Downtown Ft. Lauderdale is a thoroughly modern Downtown as almost all of its historic fabric has been wiped away. From the little I’ve read it appears Downtown was a rough place around WWII, which would explain why civic leaders were so aggressive in their urban renewal effects. In the post war era, Downtown was mainly a 9-5 office district. Safe but very sterile and dead in the evenings. With the renovation of Las Olas in the early 2000s restaurants and other entertainment venues started to pop up Downtown. The district also became a major residential area and current day Downtown Ft. Lauderdale hosts a sizable population.
Other than 2 supermarkets, Dwtn lacks most neighborhood retail amenities. Much of this fortunately exists to the east in the Beverley Heights neighborhood along Las Olas but this is a crucial urban need if Downtown Ft. Lauderdale is to become a quality urban district. Dwtn also needs better bike infrastructure, more walkable schools, a large student presence, more affordable rental options, better cultural amenities and the in-fill of many vacant lots and surface parking lots north of Broward Blvd and south of the New River.
* Pretty good density of a Dwtn.
* Connectivity is generally pretty good Dwtn. There are some wider streets but none are 1-ways.
* High quality tree canopy.
* Interesting mix of high incomes and those in poverty.
* Good racial diversity and a pretty high % of family households living Dwtn similar to Dwtn Miami.
* Other than a large homeless population, Dwtn is very safe.
* Dwtn has nice parks including riverfront trails on both sides of the river, Stranaham Land Park, and Huizanga Plaza, which also functions as Dwtn’s Civic Plaza although not a spectacular one.
* Cultural amenities Dwtn include plenty of restaurants, some bars & cafes, a couple life music venues, a couple local museums; and plenty of night clubs, a major performing arts complex, an Imax & Science Center but all in the adjacent Sailboat Bend.

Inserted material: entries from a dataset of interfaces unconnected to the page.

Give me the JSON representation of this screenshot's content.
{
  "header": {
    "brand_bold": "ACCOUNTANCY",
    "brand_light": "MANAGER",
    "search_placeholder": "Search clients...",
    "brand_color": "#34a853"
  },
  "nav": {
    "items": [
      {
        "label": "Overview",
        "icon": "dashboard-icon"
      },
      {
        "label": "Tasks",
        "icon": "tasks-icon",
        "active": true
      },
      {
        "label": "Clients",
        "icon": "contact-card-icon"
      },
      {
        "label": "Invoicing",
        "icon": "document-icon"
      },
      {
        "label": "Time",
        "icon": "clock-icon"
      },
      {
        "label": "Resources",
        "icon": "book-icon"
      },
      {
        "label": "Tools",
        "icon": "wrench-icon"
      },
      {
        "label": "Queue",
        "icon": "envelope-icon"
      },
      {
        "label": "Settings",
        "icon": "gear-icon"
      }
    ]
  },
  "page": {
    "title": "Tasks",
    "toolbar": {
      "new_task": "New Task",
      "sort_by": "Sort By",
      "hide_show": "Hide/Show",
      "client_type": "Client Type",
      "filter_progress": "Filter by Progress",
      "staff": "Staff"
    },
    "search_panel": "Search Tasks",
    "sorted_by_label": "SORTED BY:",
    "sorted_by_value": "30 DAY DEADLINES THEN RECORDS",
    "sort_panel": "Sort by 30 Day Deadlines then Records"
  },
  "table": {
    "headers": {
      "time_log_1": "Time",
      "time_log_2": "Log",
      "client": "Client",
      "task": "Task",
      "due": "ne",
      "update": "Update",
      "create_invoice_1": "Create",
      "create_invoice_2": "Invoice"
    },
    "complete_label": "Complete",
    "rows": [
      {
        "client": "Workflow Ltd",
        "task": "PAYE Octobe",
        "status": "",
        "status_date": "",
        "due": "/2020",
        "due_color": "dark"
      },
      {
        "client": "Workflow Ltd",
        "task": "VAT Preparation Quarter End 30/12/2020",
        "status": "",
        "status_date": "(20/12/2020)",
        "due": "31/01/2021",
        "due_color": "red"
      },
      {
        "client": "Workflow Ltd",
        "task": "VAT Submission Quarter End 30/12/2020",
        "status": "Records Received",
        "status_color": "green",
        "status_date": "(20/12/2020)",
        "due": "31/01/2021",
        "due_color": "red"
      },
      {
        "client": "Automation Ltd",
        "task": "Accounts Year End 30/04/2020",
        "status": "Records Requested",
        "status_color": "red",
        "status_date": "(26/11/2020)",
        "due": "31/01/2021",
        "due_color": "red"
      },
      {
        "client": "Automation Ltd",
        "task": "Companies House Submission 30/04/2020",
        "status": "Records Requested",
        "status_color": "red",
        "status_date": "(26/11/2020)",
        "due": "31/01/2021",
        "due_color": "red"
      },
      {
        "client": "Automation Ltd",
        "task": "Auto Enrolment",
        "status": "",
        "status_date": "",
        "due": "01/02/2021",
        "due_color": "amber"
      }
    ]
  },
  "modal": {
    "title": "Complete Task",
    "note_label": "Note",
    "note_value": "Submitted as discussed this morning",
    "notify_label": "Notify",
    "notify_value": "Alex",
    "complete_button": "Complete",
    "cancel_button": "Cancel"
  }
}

Dwtn also hosts the convention Center.
* Buildings can be tacky but generally good urban form. The newer construction is better that stuff built to the 2000s.
* Urban form and streetscaping are good in the core of dwtn. Lots of parking lots and underinvested streetscaping btwn Broward and 4th and south of the river.
* Ok system of bike lanes in Ft. Lauderdale and to adjacent suburbs. A small bike sharing system exist in Ft. Lauderdale with only a couple of stations dwtn.
* Public transit is only good Dwtn and in a handful of districts surrounding it. The City as a whole has decent transit access as well as the surrounding suburbs.
* ADA and sidewalk infrastructure is generally good but a good amount of curb cuts don’t have modern ADA curbs and some missing sidewalks in the north and southern edges of Dwtn.
* Almost no remaining historic architecture.
* Walkable schools are limited to a couple quality elementary schools on the eastern border of Dwtn.
* Rental housing is expensive with studios leasing in the low 2Ks, 1-beds btwn mid 2Ks-low4Ks, 2-beds 3Ks-5Ks, and some 3-beds generally leasing in the 5Ks.
* For sale is a bit more reasonable as there are a fair amount of moderately priced 1-bed condos selling btwn 300K-600K, 2-beds btwn 500K-2 M, 3 & 4 beds 600K-3M.
* Only a handful of satellite colleges dwtn. No more than a couple thousands students Dwtn.
* Missing cultural amenities include art galleries and there are not sports arenas Dwtn.
* Difficult to determine but it appears about 30-40K employees work in Dwtn Fr. Lauderdale. I saw a report mentioned 60K but I believe that was the “greater dwtn area”. Office vacancy rate is at about 20%.
* Dwtn retail amenities are limited to 2 Publixs, a couple of drug stores, plenty of banks, a Dwtn Library, a couple gyms and churches. All the retail amenities are east along Las Olas (which is walkable fyi).